Although liver biopsy remains the gold standard for evaluating liver fibrosis. However, due to the occurrence of related complications and risk associated with liver biopsy, it’s not appropriate for all patients . Considering the shortcoming of liver biopsy, most noninvasive methods had been developed for the evaluation of liver fibrosis, such as transient elastography (TE), serum markers and LSM. Among these noninvasive methods, APRI and FIB-4 had received high scores in several major guidelines for the management of CHB. However, their diagnostic accuracy remains unclear [1, 23–25].
Both APRI and FIB-4 used routine laboratory tests to predict the severity of liver fibrosis, and were validated in patients with HBV-infected with mild elevated ALT. In this study, we compared the diagnostic performance of two models to predict significant and advanced fibrosis in patients with CHB with normal ALT, mildly and significantly elevated ALT. Based on our data, 65(41.7%) of patients with normal ALT had significant fibrosis. Among patients with mildly elevated ALT, 35(41.2%) had significant fibrosis. Of the patients with significantly elevated ALT, 28(63.6%) had significant fibrosis.
In a retrospective study, the AUROC of APRI in patients with F2, F3 and F4 fibrosis in CHB was 0.72, 0.812 and 0.707, respectively . Another study found that the AUROC of APRI was 0.65, 0.659 and 0.735 in CHB patients with normal ALT, mildly and significantly elevated ALT . Based on our data, the AUROC of APRI in CHB patients with normal ALT, mildly and significantly elevated ALT was 0.608, 0.634, 0.708 and 0.636, 0.751, 0.708 in significant and advanced fibrosis, respectively. Therefore, we believe that APRI is more accurate in the diagnostic of advanced fibrosis than significant fibrosis, especially in the patients with CHB with mildly elevated ALT.

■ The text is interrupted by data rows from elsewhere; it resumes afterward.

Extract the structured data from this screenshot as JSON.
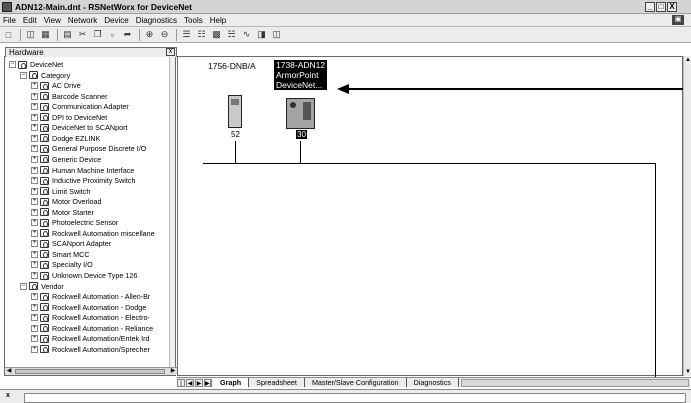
{
  "window": {
    "title": "ADN12-Main.dnt - RSNetWorx for DeviceNet",
    "controls": [
      "_",
      "□",
      "X"
    ]
  },
  "menu": {
    "items": [
      "File",
      "Edit",
      "View",
      "Network",
      "Device",
      "Diagnostics",
      "Tools",
      "Help"
    ]
  },
  "toolbar": {
    "icons": [
      "new-icon",
      "open-icon",
      "save-icon",
      "print-icon",
      "cut-icon",
      "copy-icon",
      "paste-icon",
      "help-pointer-icon",
      "zoom-in-icon",
      "zoom-out-icon",
      "single-pass-browse-icon",
      "continuous-browse-icon",
      "upload-icon",
      "online-icon",
      "graph-icon",
      "properties-icon",
      "wizard-icon"
    ]
  },
  "hardware_panel": {
    "title": "Hardware",
    "tree": [
      {
        "label": "DeviceNet",
        "level": 0,
        "expanded": true
      },
      {
        "label": "Category",
        "level": 1,
        "expanded": true
      },
      {
        "label": "AC Drive",
        "level": 2
      },
      {
        "label": "Barcode Scanner",
        "level": 2
      },
      {
        "label": "Communication Adapter",
        "level": 2
      },
      {
        "label": "DPI to DeviceNet",
        "level": 2
      },
      {
        "label": "DeviceNet to SCANport",
        "level": 2
      },
      {
        "label": "Dodge EZLINK",
        "level": 2
      },
      {
        "label": "General Purpose Discrete I/O",
        "level": 2
      },
      {
        "label": "Generic Device",
        "level": 2
      },
      {
        "label": "Human Machine Interface",
        "level": 2
      },
      {
        "label": "Inductive Proximity Switch",
        "level": 2
      },
      {
        "label": "Limit Switch",
        "level": 2
      },
      {
        "label": "Motor Overload",
        "level": 2
      },
      {
        "label": "Motor Starter",
        "level": 2
      },
      {
        "label": "Photoelectric Sensor",
        "level": 2
      },
      {
        "label": "Rockwell Automation miscellane",
        "level": 2
      },
      {
        "label": "SCANport Adapter",
        "level": 2
      },
      {
        "label": "Smart MCC",
        "level": 2
      },
      {
        "label": "Specialty I/O",
        "level": 2
      },
      {
        "label": "Unknown Device Type 126",
        "level": 2
      },
      {
        "label": "Vendor",
        "level": 1,
        "expanded": true
      },
      {
        "label": "Rockwell Automation - Allen-Br",
        "level": 2
      },
      {
        "label": "Rockwell Automation - Dodge",
        "level": 2
      },
      {
        "label": "Rockwell Automation - Electro-",
        "level": 2
      },
      {
        "label": "Rockwell Automation - Reliance",
        "level": 2
      },
      {
        "label": "Rockwell Automation/Entek Ird",
        "level": 2
      },
      {
        "label": "Rockwell Automation/Sprecher",
        "level": 2
      }
    ]
  },
  "graph": {
    "devices": [
      {
        "name": "1756-DNB/A",
        "node": "52",
        "selected": false
      },
      {
        "name": "1738-ADN12\nArmorPoint\nDeviceNet...",
        "node": "30",
        "selected": true
      }
    ]
  },
  "tabs": {
    "items": [
      "Graph",
      "Spreadsheet",
      "Master/Slave Configuration",
      "Diagnostics"
    ],
    "active": "Graph"
  },
  "statusbar": {
    "close_glyph": "x"
  }
}
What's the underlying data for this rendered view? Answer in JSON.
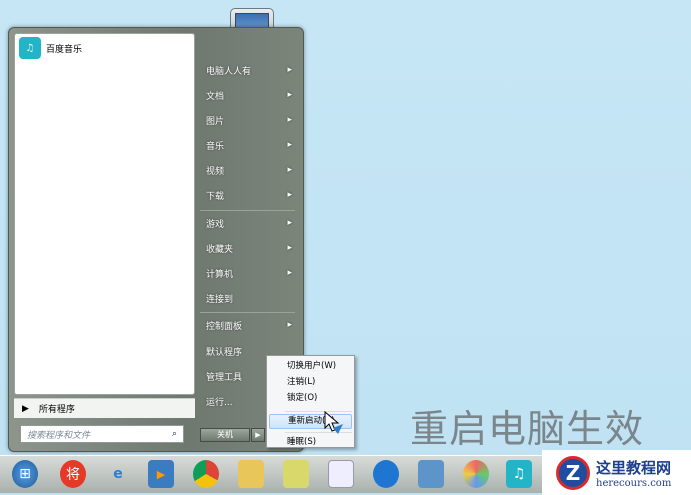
{
  "start_menu": {
    "pinned_programs": [
      {
        "label": "百度音乐",
        "icon": "baidu-music-icon"
      }
    ],
    "all_programs": "所有程序",
    "search_placeholder": "搜索程序和文件",
    "right_items": [
      {
        "label": "电脑人人有",
        "arrow": true
      },
      {
        "label": "文档",
        "arrow": true
      },
      {
        "label": "图片",
        "arrow": true
      },
      {
        "label": "音乐",
        "arrow": true
      },
      {
        "label": "视频",
        "arrow": true
      },
      {
        "label": "下载",
        "arrow": true
      },
      {
        "label": "游戏",
        "arrow": true
      },
      {
        "label": "收藏夹",
        "arrow": true
      },
      {
        "label": "计算机",
        "arrow": true
      },
      {
        "label": "连接到",
        "arrow": false
      },
      {
        "label": "控制面板",
        "arrow": true
      },
      {
        "label": "默认程序",
        "arrow": false
      },
      {
        "label": "管理工具",
        "arrow": true
      },
      {
        "label": "运行...",
        "arrow": false
      }
    ],
    "shutdown_label": "关机",
    "shutdown_submenu": [
      "切换用户(W)",
      "注销(L)",
      "锁定(O)",
      "重新启动(R)",
      "睡眠(S)"
    ],
    "highlighted_submenu": "重新启动(R)"
  },
  "overlay_caption": "重启电脑生效",
  "watermark": {
    "title": "这里教程网",
    "url": "herecours.com"
  },
  "taskbar": [
    "start",
    "将",
    "e",
    "▶",
    "chrome",
    "folder",
    "notes",
    "file",
    "browser",
    "net",
    "pinwheel",
    "music"
  ]
}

Based on this study, FIB-4 is better than APRI in the diagnostic of both significant and advanced fibrosis. A previous study showed that FIB-4 had a high diagnostic accuracy for CHB, with AUROC in differentiating between significant and advanced fibrosis was 0.730 and 0.748 in all patients . In our study, the AUROC of FIB-4 in CHB patients with normal ALT, mildly and significantly elevated ALT was 0.638, 0.679, 0.734 and 0.652, 0.763, 0.734 in significant and advanced fibrosis, respectively. Surprisingly, FIB-4 was superior to APRI in the diagnostic both significant and advanced fibrosis.
Our study also has some limitations. First of all, the patients included in this study were all from the same medical institution, the absence and deviation of clinical data may have a certain impact on the accuracy of models. Secondly, we defined normal ALT levels based on our own laboratory values. The AST levels of most patients have a great influence for liver fibrosis, so we can conduct stratified study on the AST level in the further study. Finally, we should analyze and verify many noninvasive models to better evaluate liver fibrosis.